Do your kids know the difference between appropriate touch and inappropriate touch?Dr. Manjiri Deshpande Shenoy shares tips about how to initiate the conversation and what you must discuss.


Unfortunately, everyday we hear about incidents of young kids being sexually abused in various parts of the country. The incidence of these cases is only increasing each year. In today’s time, it’s imperative that we  teach our children about body safety before we teach them technology!


While schools across India have invested huge sums to include this as part of their curriculum, it is paramount that parents first educate their children at home. Whether your child is a boy or a girl, this is equally important.


There are different ways of teaching children body safety. Using pictures, stories and videos is helpful.  It’s a process rather than a one time discussion – so ensure that you take enough time out to spend on this topic, no matter how uncomfortable you are.

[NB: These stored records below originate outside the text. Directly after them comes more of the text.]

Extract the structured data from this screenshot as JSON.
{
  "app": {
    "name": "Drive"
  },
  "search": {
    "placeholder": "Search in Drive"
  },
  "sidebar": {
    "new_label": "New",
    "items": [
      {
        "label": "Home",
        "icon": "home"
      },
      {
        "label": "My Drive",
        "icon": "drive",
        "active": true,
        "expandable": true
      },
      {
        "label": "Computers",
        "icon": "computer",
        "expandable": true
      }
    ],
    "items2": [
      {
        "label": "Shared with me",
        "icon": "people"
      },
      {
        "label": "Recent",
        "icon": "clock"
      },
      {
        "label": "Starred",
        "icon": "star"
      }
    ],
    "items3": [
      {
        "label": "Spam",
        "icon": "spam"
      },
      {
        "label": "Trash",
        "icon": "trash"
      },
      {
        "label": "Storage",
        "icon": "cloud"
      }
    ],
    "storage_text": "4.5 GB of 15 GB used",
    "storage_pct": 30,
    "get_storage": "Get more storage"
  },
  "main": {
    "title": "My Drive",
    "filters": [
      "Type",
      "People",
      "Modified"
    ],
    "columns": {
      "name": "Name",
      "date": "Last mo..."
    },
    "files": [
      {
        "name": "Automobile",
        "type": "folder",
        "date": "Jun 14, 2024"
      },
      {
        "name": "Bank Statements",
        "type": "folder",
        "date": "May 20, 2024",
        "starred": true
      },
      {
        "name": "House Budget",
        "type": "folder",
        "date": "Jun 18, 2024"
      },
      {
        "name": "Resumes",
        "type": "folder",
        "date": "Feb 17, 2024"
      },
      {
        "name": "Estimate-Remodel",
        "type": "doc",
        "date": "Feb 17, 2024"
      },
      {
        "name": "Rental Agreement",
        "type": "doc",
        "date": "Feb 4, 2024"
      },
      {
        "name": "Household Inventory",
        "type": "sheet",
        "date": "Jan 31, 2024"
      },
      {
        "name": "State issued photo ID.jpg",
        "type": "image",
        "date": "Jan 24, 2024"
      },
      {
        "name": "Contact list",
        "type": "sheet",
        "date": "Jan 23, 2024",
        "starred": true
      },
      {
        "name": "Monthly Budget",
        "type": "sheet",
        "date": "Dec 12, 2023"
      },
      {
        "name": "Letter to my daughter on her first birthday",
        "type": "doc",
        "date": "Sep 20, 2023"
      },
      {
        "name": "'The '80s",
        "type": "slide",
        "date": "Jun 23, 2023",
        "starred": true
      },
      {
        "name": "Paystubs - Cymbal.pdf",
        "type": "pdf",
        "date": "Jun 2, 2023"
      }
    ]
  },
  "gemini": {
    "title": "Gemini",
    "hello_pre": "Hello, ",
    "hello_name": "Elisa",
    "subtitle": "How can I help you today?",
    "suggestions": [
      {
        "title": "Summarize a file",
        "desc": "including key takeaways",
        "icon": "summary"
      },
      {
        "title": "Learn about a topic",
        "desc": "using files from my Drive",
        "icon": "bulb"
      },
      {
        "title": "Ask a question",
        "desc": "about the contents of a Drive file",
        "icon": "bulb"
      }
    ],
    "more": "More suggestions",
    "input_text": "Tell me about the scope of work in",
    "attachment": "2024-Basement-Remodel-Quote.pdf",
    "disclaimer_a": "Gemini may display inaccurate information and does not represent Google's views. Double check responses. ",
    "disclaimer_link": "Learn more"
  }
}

For young children, a good way to teach them is through “Circle of Life”. First and foremost, help them identify their private parts, draw pictures of a girl and boy and ask them to identify private parts. Explain to them as to why they are private.


Then explain the following circles in a pictorial way


    • Private circle: The people who can touch them on their private parts. Ex: when they are small- parents, a doctor while examining them in presence of parents


    • Hug circle : People whom they can hug or sit on their lap. Ex: grandparents, close relatives, family friends


    • Handshake/ wave circle: people whom they can shake hands or wave, but can not hug or sit on lap. Ex: distant relatives, acquaintances, shop keepers, house maids etc


  • Stranger circle- people who should be avoided. Ex: strangers.


Draw circles for each and ask the child to write names in corresponding circles. Repeat this as a game with them once in few days.




    • Make kids understand the importance of confiding in their parents.


    • Help them to feel comfortable with their own bodies


    • Explain to them that they need to report to parents if anyone touches them inappropriately.


    • Talk to them daily, know their friends and their whereabouts.


    • If you observe any sudden behavioural changes or drop in academic performance, do pay more attention. If needed, take help of counselors


    • In case any child reports abuse, it should be taken seriously.


  • Believing and supporting the child is crucial.


Hope these thoughts and tips help to make this a more comfortable conversation with your child, which ultimately leads to fewer children being sexually abused.





Image source: Pixabay & Draw Line

Dr. Manjiri Deshpande Shenoy
MBBS, DNB (Psychiatry), Fellow (Child and Adolescent Psych)
Psychiatrist and Head-  ICGC (Indlas Child Guidance Clinic)